The problem
Take every line from the listing below that includes "Файл" and copy it.

Record set
=== Begin Enclosure ===
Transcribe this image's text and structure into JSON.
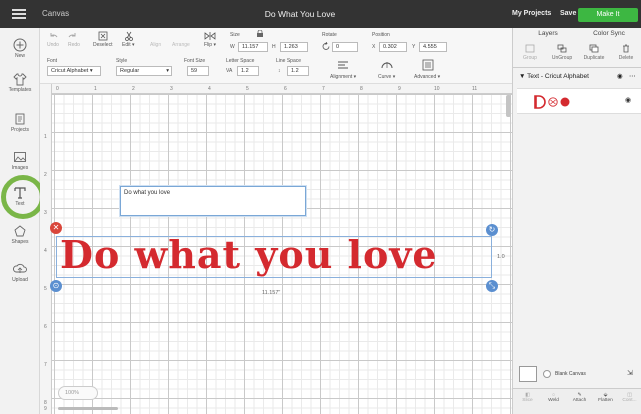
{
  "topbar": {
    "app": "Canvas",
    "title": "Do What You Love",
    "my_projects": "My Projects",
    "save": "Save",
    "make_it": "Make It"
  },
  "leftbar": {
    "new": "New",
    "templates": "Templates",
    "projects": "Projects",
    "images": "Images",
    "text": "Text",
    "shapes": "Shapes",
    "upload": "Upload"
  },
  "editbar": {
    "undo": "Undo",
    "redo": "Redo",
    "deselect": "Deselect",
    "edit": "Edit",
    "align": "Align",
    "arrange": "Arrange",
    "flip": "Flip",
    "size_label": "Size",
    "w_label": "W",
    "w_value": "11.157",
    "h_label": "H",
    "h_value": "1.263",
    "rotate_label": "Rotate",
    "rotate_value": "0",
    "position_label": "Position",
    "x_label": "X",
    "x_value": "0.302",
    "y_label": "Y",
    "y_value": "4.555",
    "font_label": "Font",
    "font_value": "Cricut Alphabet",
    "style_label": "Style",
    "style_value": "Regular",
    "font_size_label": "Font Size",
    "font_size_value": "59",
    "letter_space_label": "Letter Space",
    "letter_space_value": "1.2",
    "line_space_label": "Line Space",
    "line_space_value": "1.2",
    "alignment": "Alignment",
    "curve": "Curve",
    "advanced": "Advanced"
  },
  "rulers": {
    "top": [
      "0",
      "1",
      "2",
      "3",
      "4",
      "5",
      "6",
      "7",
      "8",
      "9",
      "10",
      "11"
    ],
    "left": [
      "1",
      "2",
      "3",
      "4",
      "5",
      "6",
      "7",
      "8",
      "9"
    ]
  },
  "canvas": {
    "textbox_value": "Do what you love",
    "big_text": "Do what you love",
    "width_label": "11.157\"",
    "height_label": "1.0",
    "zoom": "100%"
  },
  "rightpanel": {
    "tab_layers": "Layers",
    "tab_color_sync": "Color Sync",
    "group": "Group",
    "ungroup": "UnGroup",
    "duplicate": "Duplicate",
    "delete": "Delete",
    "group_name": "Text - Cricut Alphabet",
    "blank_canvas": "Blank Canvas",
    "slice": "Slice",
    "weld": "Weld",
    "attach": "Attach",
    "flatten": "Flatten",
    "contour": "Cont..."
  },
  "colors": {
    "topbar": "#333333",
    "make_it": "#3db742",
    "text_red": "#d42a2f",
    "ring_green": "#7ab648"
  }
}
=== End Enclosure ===
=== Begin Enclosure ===
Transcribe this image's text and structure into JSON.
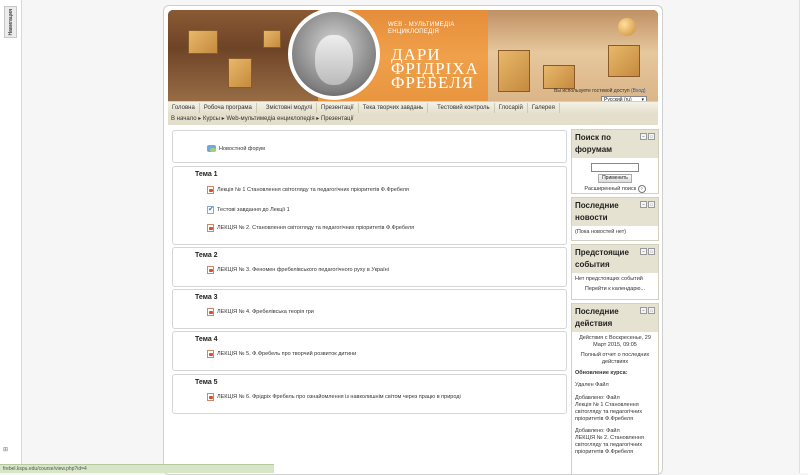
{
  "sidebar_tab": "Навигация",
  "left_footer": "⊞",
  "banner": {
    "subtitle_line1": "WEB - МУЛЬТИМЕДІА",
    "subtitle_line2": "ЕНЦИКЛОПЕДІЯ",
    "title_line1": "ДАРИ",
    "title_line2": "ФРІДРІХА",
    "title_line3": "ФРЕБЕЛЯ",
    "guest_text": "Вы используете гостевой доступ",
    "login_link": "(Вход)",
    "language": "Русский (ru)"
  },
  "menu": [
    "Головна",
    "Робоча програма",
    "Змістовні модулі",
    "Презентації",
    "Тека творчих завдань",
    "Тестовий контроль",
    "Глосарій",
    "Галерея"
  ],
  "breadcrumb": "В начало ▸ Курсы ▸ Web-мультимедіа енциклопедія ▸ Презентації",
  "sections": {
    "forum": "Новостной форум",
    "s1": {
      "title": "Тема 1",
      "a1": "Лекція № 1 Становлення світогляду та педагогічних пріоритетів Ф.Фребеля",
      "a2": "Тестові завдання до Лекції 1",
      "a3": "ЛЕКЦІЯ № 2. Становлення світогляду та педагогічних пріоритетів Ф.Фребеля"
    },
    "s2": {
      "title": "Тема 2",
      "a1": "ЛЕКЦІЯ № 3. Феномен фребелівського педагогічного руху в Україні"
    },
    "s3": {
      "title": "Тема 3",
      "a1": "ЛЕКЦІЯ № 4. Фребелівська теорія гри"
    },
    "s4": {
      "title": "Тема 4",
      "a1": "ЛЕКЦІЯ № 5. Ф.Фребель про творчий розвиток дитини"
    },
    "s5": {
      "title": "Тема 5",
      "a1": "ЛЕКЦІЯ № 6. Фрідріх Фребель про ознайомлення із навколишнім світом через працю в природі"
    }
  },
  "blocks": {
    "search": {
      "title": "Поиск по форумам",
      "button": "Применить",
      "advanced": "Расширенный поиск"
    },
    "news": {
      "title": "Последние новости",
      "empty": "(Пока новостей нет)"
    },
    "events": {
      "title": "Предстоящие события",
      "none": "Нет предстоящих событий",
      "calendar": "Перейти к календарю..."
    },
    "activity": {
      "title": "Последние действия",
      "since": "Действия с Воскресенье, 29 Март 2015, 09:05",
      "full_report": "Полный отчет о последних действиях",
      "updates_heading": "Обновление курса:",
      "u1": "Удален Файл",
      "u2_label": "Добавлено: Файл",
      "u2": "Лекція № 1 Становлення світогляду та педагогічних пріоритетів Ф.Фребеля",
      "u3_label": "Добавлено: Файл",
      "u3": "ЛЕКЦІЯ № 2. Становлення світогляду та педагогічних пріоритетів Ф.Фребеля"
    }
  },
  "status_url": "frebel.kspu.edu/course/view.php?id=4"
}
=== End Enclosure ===
Solution to this task
      "u1": "Удален Файл",
      "u2_label": "Добавлено: Файл",
      "u3_label": "Добавлено: Файл",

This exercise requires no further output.